Background Recent evidence points to partially shared genetics of neuropsychiatric disorders. Aims We examined risk of intellectual disability and other neuropsychiatric outcomes in 3174 children of mothers with schizophrenia, bipolar disorder or unipolar major depression compared with 3129 children of unaffected mothers. Method We used record linkage across Western Australian population-based registers. The contribution of obstetric factors to risk of intellectual disability was assessed. Results Children were at significantly increased risk of intellectual disability with odds ratios (ORs) of 3.2 (95% Cl 1.8-5.7), 3.1 (95% Cl 1.9-4.9) and 2.9 (95% Cl 1.8-4.7) in the maternal schizophrenia, bipolar disorder and unipolar depression groups respectively. Multivariate analysis suggests familial and obstetric factors may contribute independently to the risk. Although summated labour/delivery complications (OR= 1.4, 95% CI 1.0-2.0) just failed to reach significance, neonatal encephalopathy (OR = 7.7, 95% Cl 3.0-20.2) and fetal distress (OR= 1.8, 95% Cl 1.1-2.7) were independent significant predictors. Rates of rare syndromes in children of mothers with mental disorder were well above population rates. Risk of pervasive developmental disorders, including autism, was significantly elevated for children of mothers with bipolar disorder. Risk of epilepsy was doubled for children of mothers with unipolar depression. Conclusions Our findings provide epidemiological support for clustering of neuropsychiatric disorders. Further larger epidemiological studies are warranted.
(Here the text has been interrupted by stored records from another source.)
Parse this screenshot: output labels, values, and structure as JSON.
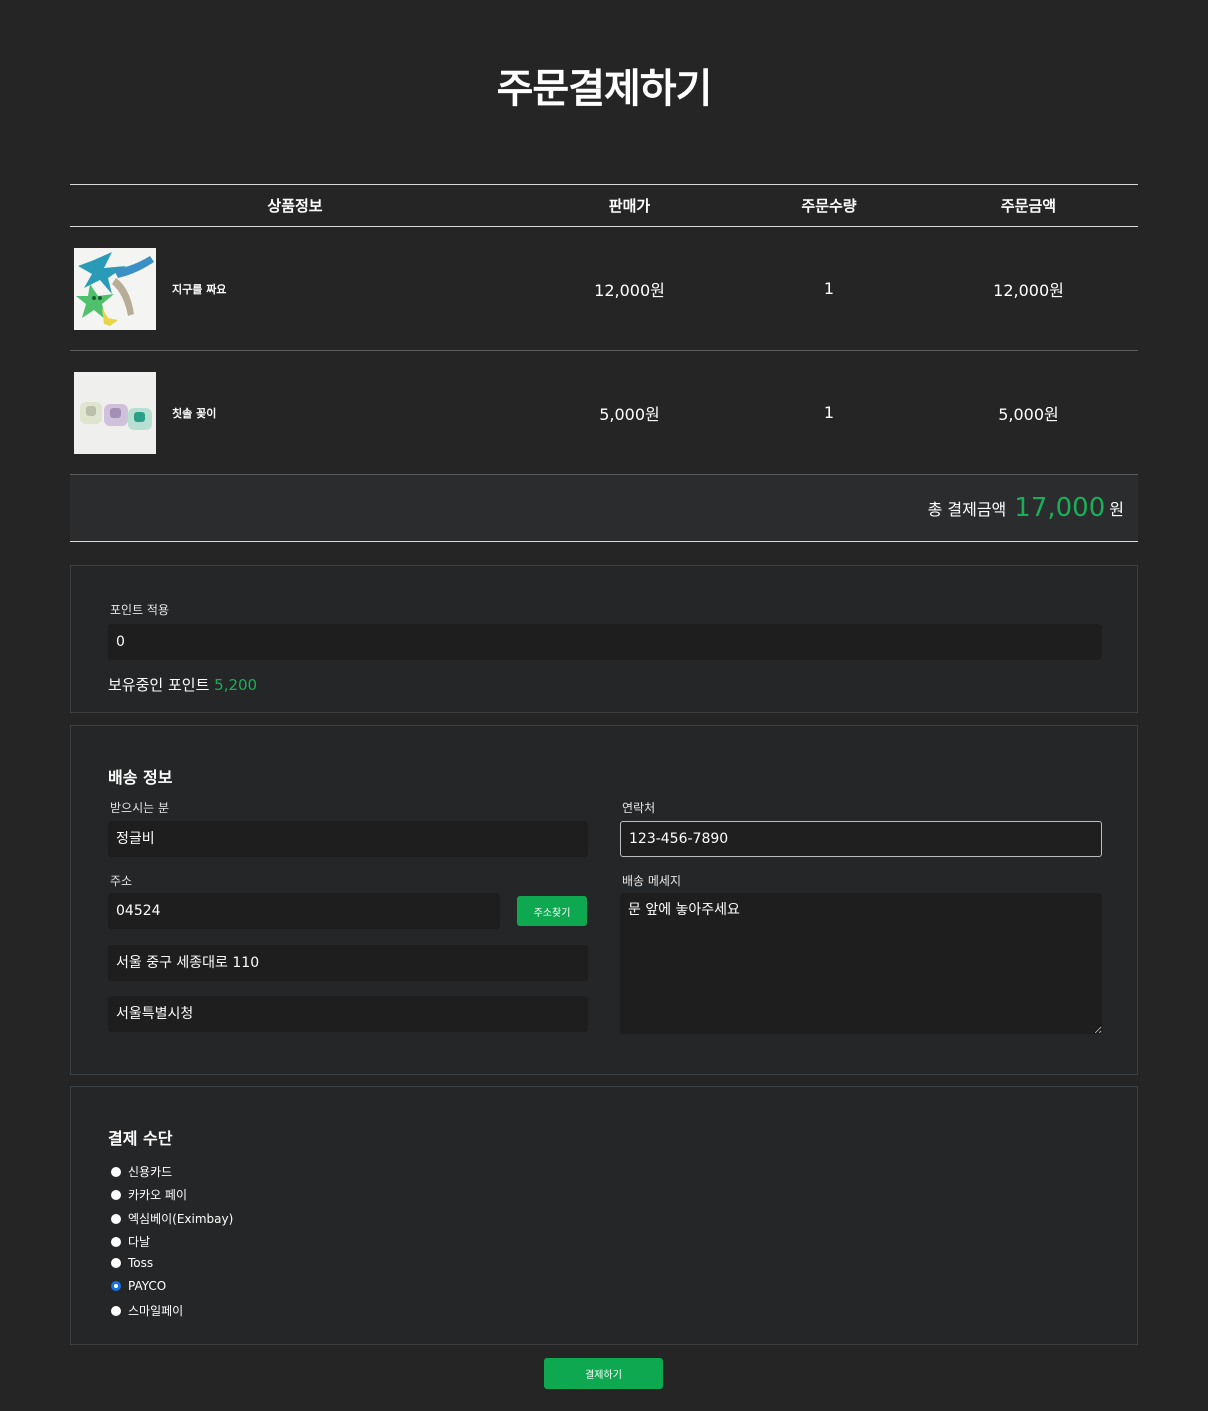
{
  "page_title": "주문결제하기",
  "table": {
    "headers": [
      "상품정보",
      "판매가",
      "주문수량",
      "주문금액"
    ],
    "rows": [
      {
        "name": "지구를 짜요",
        "price": "12,000원",
        "qty": "1",
        "amount": "12,000원"
      },
      {
        "name": "칫솔 꽂이",
        "price": "5,000원",
        "qty": "1",
        "amount": "5,000원"
      }
    ],
    "total_label": "총 결제금액",
    "total_amount": "17,000",
    "total_unit": "원"
  },
  "points": {
    "label": "포인트 적용",
    "value": "0",
    "owned_label": "보유중인 포인트",
    "owned_value": "5,200"
  },
  "shipping": {
    "title": "배송 정보",
    "recipient_label": "받으시는 분",
    "recipient_value": "정글비",
    "phone_label": "연락처",
    "phone_value": "123-456-7890",
    "address_label": "주소",
    "zipcode": "04524",
    "find_address_button": "주소찾기",
    "address1": "서울 중구 세종대로 110",
    "address2": "서울특별시청",
    "message_label": "배송 메세지",
    "message_value": "문 앞에 놓아주세요"
  },
  "payment": {
    "title": "결제 수단",
    "options": [
      "신용카드",
      "카카오 페이",
      "엑심베이(Eximbay)",
      "다날",
      "Toss",
      "PAYCO",
      "스마일페이"
    ],
    "selected": "PAYCO"
  },
  "submit_button": "결제하기",
  "colors": {
    "background": "#252525",
    "accent_green": "#1aae57",
    "button_green": "#0ea851",
    "radio_selected": "#1672e6"
  }
}
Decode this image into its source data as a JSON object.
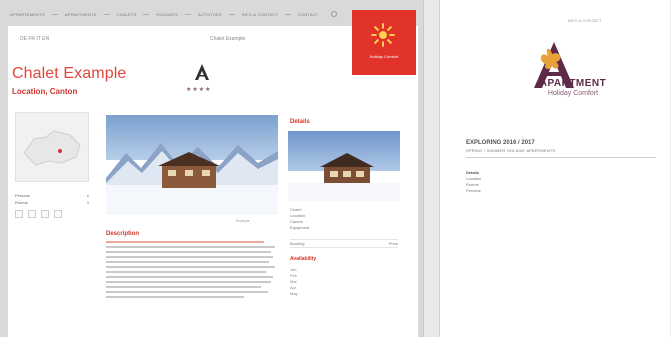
{
  "left_site": {
    "nav": [
      "APPARTEMENTS",
      "APPARTMENTS",
      "CHALETS",
      "HOLIDAYS",
      "ACTIVITIES",
      "INFO & CONTACT",
      "CONTACT"
    ],
    "top_meta_left": "DE FR IT EN",
    "top_meta_center": "Chalet Example",
    "title": "Chalet Example",
    "subtitle": "Location, Canton",
    "badge_text": "Holiday Comfort",
    "hero_caption": "Example",
    "body_title": "Description",
    "rc_header": "Details",
    "rc_list": [
      "Chalet",
      "Location",
      "Canton",
      "Equipment"
    ],
    "rc_box_left": "Booking",
    "rc_box_right": "Price",
    "rc_title": "Availability",
    "rc_items": [
      "Jan",
      "Feb",
      "Mar",
      "Apr",
      "May"
    ],
    "left_list": [
      {
        "label": "Persons",
        "value": "6"
      },
      {
        "label": "Rooms",
        "value": "3"
      }
    ]
  },
  "doc": {
    "topline": "INFO & CONTACT",
    "topline2": "",
    "brand": "APARTMENT",
    "brand_sub": "Holiday Comfort",
    "season": "EXPLORING 2016 / 2017",
    "season_sub": "SPRING / SUMMER HOLIDAY APARTMENTS",
    "block_title": "Details",
    "rows": [
      {
        "k": "Location",
        "v": ""
      },
      {
        "k": "Rooms",
        "v": ""
      },
      {
        "k": "Persons",
        "v": ""
      }
    ]
  }
}
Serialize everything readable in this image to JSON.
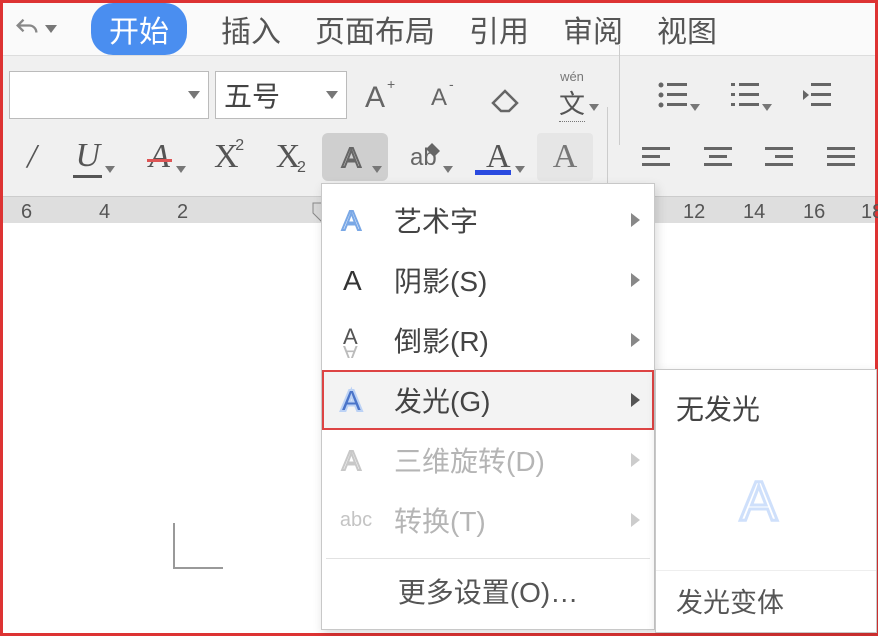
{
  "tabs": {
    "start": "开始",
    "insert": "插入",
    "layout": "页面布局",
    "reference": "引用",
    "review": "审阅",
    "view": "视图"
  },
  "ribbon": {
    "font_size_label": "五号",
    "wen_label": "wén",
    "wen_char": "文"
  },
  "ruler": {
    "t6": "6",
    "t4": "4",
    "t2": "2",
    "t12": "12",
    "t14": "14",
    "t16": "16",
    "t18": "18"
  },
  "menu": {
    "wordart": "艺术字",
    "shadow": "阴影(S)",
    "reflection": "倒影(R)",
    "glow": "发光(G)",
    "rotate3d": "三维旋转(D)",
    "transform": "转换(T)",
    "transform_abc": "abc",
    "more": "更多设置(O)…"
  },
  "submenu": {
    "no_glow": "无发光",
    "glow_variants": "发光变体"
  }
}
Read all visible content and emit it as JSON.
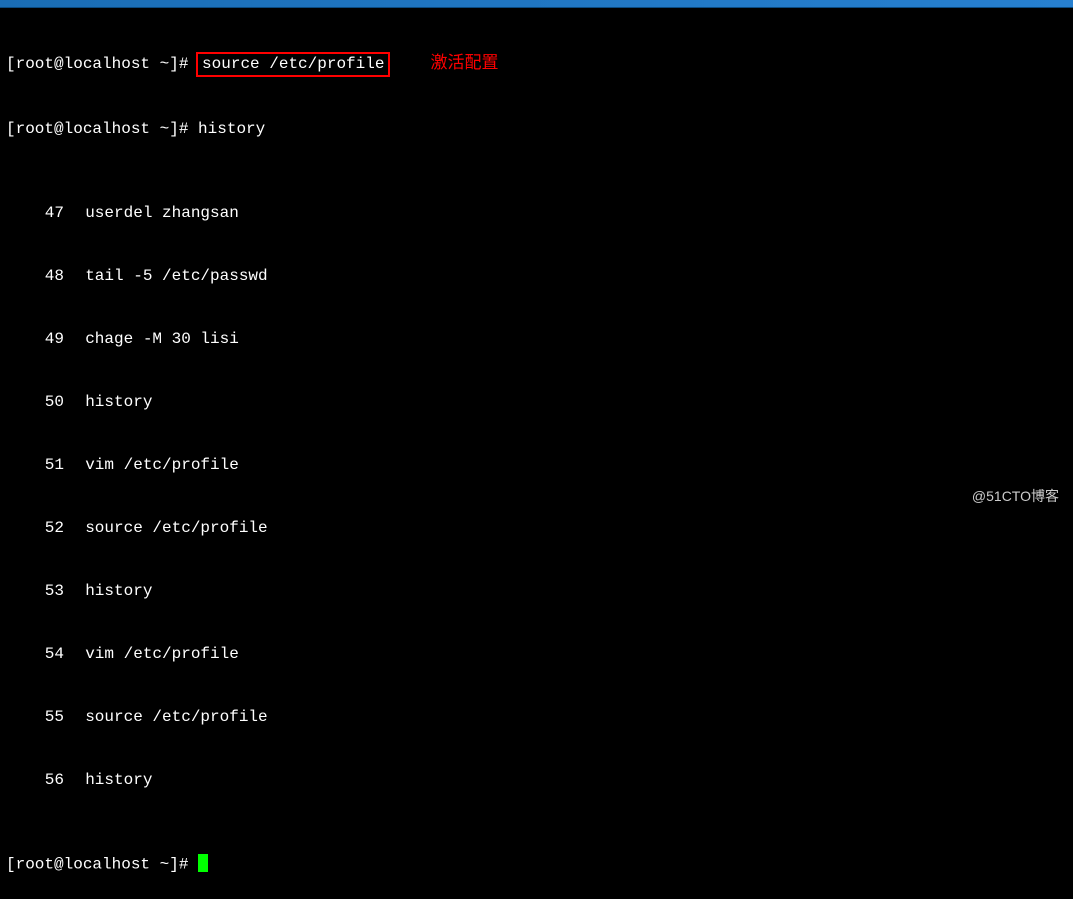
{
  "titlebar": {},
  "lines": {
    "prompt1": "[root@localhost ~]# ",
    "cmd1": "source /etc/profile",
    "annotation1": "激活配置",
    "prompt2": "[root@localhost ~]# ",
    "cmd2": "history",
    "history": [
      {
        "n": "47",
        "cmd": "userdel zhangsan"
      },
      {
        "n": "48",
        "cmd": "tail -5 /etc/passwd"
      },
      {
        "n": "49",
        "cmd": "chage -M 30 lisi"
      },
      {
        "n": "50",
        "cmd": "history"
      },
      {
        "n": "51",
        "cmd": "vim /etc/profile"
      },
      {
        "n": "52",
        "cmd": "source /etc/profile"
      },
      {
        "n": "53",
        "cmd": "history"
      },
      {
        "n": "54",
        "cmd": "vim /etc/profile"
      },
      {
        "n": "55",
        "cmd": "source /etc/profile"
      },
      {
        "n": "56",
        "cmd": "history"
      }
    ],
    "prompt3": "[root@localhost ~]# "
  },
  "watermark": "@51CTO博客"
}
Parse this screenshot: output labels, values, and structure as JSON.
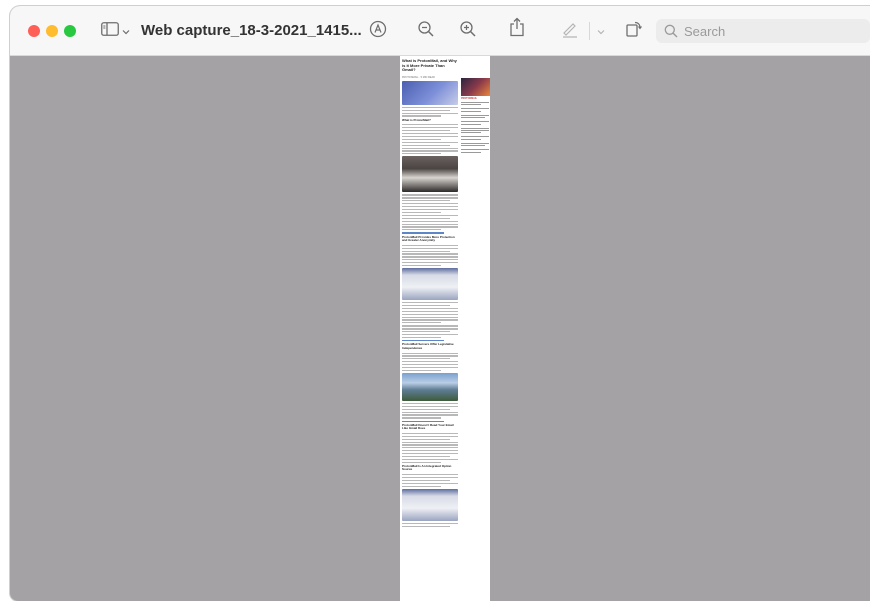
{
  "window": {
    "title": "Web capture_18-3-2021_1415...",
    "search_placeholder": "Search"
  },
  "toolbar": {
    "icons": [
      "sidebar-toggle-icon",
      "chevron-down-icon",
      "markup-icon",
      "zoom-out-icon",
      "zoom-in-icon",
      "share-icon",
      "pen-icon",
      "chevron-down-icon",
      "rotate-icon",
      "search-icon"
    ]
  },
  "document": {
    "title": "What is ProtonMail, and Why is it More Private Than Gmail?",
    "byline": "PROTONMAIL · 5 MIN READ",
    "headings": [
      "What is ProtonMail?",
      "ProtonMail Provides More Protection and Greater Anonymity",
      "ProtonMail Servers Offer Legislative Independence",
      "ProtonMail Doesn't Read Your Email Like Gmail Does",
      "ProtonMail Is An Integrated Option Source"
    ],
    "sidebar_label": "PROTONMAIL"
  },
  "colors": {
    "window_bg": "#a5a2a5",
    "toolbar_bg": "#f7f7f7",
    "close": "#fe5f57",
    "minimize": "#febc2e",
    "maximize": "#28c840",
    "link": "#5d86c7"
  }
}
Details

Authors
  • Vera A. Morgan
  • Maxine L. Croft
  • Giulietta M. Valuri
  • Stephen R. Zubrick
  • Carol Bower
  • Thomas McNeil
  • Assen V. Jablensky
Organisations
Research areas and keywords

Subject classification (UKÄ) – MANDATORY

  • Psychiatry
Original languageEnglish
Pages (from-to)282-289
JournalBritish Journal of Psychiatry
Volume200
Issue number4
Publication statusPublished - 2012
Publication categoryResearch
Peer-reviewedYes